Task brief
The output should be all lines of the entries below in which the word "JSON" occurs.
---+---
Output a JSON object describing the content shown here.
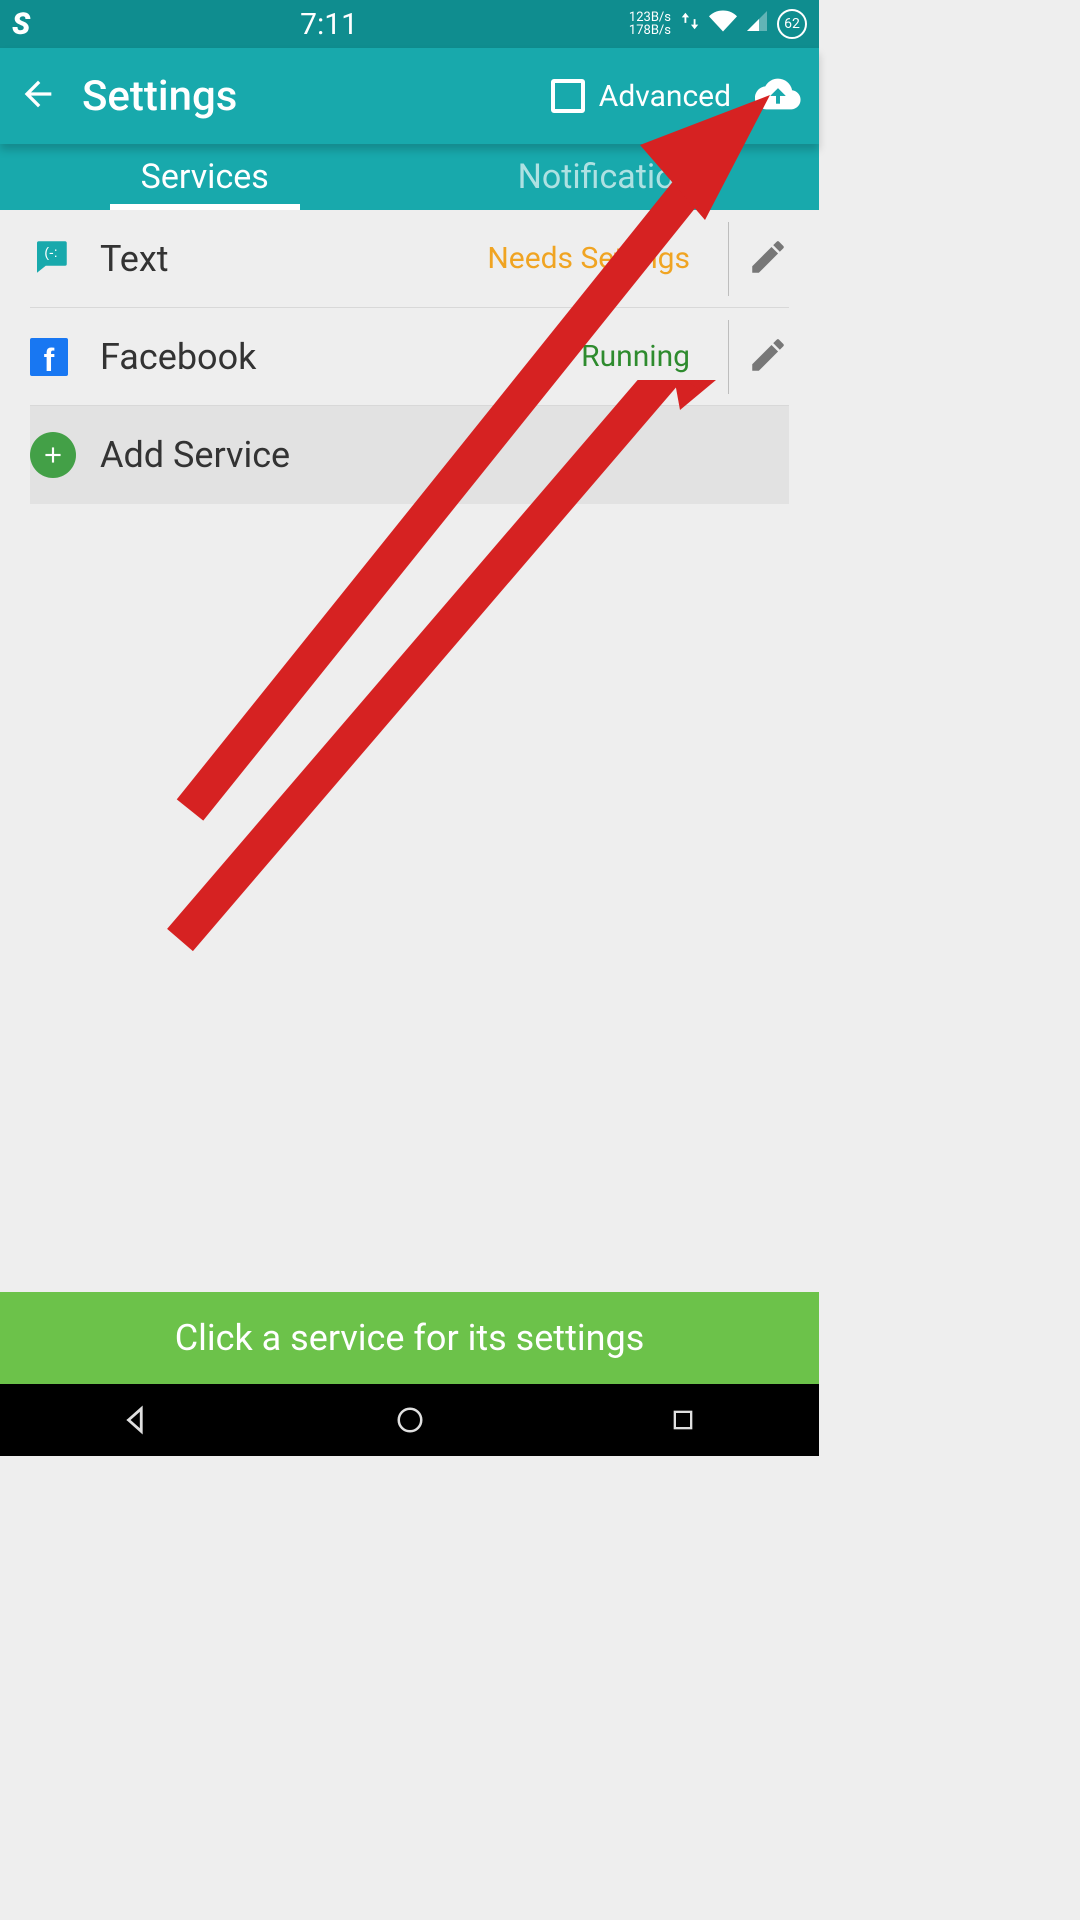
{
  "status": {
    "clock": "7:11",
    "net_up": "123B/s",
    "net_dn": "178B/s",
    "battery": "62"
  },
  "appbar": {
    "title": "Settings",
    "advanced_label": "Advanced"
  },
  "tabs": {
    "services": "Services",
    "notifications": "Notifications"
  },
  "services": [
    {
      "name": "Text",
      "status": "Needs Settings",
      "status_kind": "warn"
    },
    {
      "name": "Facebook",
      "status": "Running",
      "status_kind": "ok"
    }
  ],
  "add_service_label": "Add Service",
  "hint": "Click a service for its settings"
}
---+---
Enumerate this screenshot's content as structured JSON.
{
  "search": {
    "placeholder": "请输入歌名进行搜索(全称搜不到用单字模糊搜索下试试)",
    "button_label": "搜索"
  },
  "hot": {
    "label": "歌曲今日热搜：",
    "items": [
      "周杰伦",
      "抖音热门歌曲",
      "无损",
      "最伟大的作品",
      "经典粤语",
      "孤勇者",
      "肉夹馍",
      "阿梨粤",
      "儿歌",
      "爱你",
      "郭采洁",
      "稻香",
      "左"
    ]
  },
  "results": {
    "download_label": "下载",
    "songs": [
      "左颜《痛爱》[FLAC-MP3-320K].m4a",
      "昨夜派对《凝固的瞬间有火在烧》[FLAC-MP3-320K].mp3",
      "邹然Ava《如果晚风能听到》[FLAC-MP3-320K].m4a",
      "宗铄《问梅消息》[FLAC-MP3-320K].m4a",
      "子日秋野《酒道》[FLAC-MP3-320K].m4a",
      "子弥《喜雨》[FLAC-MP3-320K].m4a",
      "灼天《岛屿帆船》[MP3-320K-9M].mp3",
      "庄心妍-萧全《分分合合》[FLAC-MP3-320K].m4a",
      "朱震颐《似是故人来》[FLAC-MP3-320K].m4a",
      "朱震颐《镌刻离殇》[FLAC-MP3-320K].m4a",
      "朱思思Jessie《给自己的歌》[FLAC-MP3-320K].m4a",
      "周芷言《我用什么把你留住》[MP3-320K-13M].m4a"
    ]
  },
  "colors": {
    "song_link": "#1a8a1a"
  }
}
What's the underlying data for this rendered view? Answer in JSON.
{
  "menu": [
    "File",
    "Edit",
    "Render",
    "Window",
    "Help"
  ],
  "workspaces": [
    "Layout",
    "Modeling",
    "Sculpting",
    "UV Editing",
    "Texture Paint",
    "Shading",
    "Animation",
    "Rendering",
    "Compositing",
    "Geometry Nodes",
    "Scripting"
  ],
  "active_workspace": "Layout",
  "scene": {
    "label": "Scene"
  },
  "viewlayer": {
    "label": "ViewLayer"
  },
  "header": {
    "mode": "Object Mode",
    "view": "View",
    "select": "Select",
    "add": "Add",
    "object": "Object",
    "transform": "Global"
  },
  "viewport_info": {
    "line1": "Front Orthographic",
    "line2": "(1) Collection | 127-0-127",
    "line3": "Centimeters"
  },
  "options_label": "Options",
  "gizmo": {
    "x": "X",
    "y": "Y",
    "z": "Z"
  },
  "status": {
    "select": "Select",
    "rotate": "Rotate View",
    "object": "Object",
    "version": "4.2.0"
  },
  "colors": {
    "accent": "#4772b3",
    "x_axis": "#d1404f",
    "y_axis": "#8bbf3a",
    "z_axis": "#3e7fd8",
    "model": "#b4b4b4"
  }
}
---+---
Task result
Output a JSON object describing the content shown here.
Enumerate this screenshot's content as structured JSON.
What's the underlying data for this rendered view? Answer in JSON.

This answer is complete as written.